Huntingdale Golf Club
Huntingdale Golf Club, located in the heart of Melbourne’s world-famous Sandbelt region, is one of Australia’s premier championship golf courses. Consistently rated as one of the best conditioned courses in the country, Huntingdale is also the Sandbelt’s youngest.
About the Club
Rising to fame in 1979 with the inaugural hosting of the Australian Masters, Huntingdale has emerged as one of the most recognisable golf courses in Australia. Since 1979, Huntingdale has played host to some of the most famous names in golf, including Jack Nicklaus, Arnold Palmer, Seve Ballesteros, Greg Norman, Nick Faldo and world number one, Tiger Woods.
In 2008 Huntingdale celebrated its 30th consecutive year of hosting the Australian Masters and is justifiably recognised as the ‘Home of the Australian Masters’.
Huntingdale’s golf affiliations go back to 1896, when Surrey Hills Golf Club was established. The Club prospered until 1914, when it disbanded on the outbreak of the First World War. By 1941, after moving from the Surrey Hills site, to Canterbury Road in Box Hill then Doncaster Road, Doncaster, club members elected to move into the Sandbelt region, and onto land previously used for coursing by the Melbourne Hunt Club. When the course re-opened in 1941, it took the name Huntingdale Golf Club.
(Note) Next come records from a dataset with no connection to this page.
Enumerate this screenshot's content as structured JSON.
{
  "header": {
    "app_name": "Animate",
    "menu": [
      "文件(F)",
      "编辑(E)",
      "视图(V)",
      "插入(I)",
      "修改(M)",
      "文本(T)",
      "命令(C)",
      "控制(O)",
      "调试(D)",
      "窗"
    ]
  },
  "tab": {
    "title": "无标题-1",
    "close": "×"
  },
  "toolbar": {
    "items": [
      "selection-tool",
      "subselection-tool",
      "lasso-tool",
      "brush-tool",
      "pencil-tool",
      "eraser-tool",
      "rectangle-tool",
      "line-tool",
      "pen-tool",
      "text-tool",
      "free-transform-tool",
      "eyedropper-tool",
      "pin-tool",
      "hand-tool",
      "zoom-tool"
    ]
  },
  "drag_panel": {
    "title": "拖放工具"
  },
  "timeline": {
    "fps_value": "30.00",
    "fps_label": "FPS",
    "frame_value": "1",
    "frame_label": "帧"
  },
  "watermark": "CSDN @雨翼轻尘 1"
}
Image credit: Gary Lisbon
The course design at Huntingdale was entrusted to renowned English golf architect C.H. (Hugh) Alison and is today the only example of his work to be found in Australia. Alison is probably best known for his golf architecture partnership with H.S. Colt and together the pair were responsible for many of England’s best known courses including Sunningdale and Wentworth.
The course greets golfers with superbly manicured fairways, strategic bunkering, large true greens and great memories of the game’s finest players gracing the fairways in the Australian Masters. This combination of features ensures that Huntingdale challenges the best professionals and the latest technology.
The greens at Huntingdale are true and fast and are kept in ‘Masters’ condition throughout the year. Players hitting wayward shots to the far side of the greens can anticipate long undulating putts. The final stretch of holes contain some of the toughest and finest finishing holes in the world.
8TH PAR 4, 314 METRES
The 8th hole at Huntingdale, like so many on the sandbelt, is made by a beautiful green. The hole is only a drive and a pitch — longer of course if it’s into the north wind — but the green is ever so subtly set to play advantageously to a drive down the left. The left line is defended by tea– tree and the fairway stretches far to the right, encouraging players to play far away from the ideal line into the flag. The green is long, making for interesting shots across the front bunker if the pin is short and brave shots flying all the way back if the pin is in the far quarter of the green.
All of the sandbelt courses are characterized by difficult bunker shots. The bunkers cut right into the edge of the greens leaving little room to stop the ball of you miss on the wrong side. Here missing to the right in the deep bunkers makes bogey a near certainly.